For every line in the entries that contains "true", show the whole line.

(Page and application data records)
..........
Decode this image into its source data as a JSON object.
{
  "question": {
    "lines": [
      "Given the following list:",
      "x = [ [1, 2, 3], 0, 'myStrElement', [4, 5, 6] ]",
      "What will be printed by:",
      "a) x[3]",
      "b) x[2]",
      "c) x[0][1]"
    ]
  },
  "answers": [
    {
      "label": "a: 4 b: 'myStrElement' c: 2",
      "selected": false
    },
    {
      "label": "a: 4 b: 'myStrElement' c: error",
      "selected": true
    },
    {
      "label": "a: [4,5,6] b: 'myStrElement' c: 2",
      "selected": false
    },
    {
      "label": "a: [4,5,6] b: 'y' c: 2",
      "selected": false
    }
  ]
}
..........
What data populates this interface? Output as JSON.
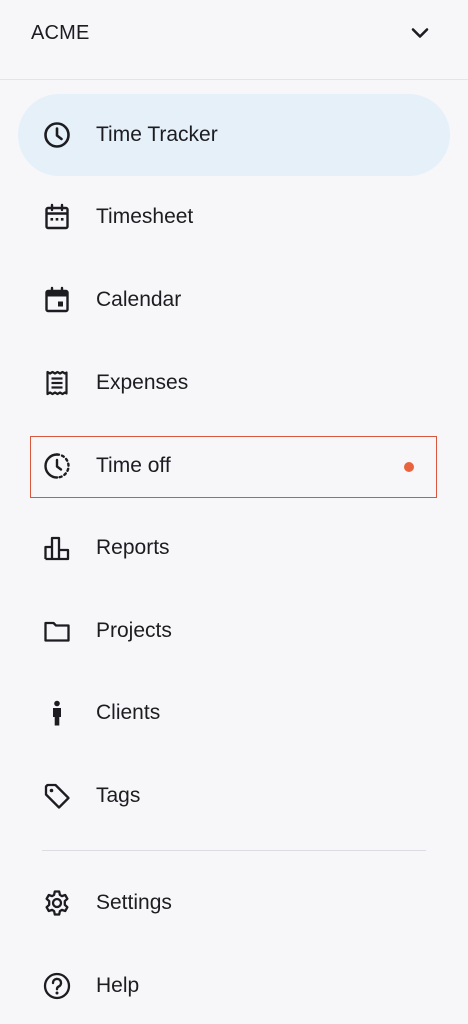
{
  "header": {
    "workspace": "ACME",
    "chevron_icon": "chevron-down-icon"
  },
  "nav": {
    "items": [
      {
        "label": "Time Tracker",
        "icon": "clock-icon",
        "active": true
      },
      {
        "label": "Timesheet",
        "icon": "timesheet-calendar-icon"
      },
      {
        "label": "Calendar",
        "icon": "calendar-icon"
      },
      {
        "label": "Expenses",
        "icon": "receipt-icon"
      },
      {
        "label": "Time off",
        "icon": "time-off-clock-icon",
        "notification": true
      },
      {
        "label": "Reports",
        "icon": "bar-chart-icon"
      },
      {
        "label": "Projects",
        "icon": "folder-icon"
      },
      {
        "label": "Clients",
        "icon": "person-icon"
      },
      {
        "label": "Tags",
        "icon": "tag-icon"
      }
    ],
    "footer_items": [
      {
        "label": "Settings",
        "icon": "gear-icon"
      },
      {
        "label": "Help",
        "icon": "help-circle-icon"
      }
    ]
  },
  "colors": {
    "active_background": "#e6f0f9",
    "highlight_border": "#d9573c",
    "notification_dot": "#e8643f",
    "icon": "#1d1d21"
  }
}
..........
=== WRITTEN RESPONSE ===
      "selected": true
        "active": true
        "notification": true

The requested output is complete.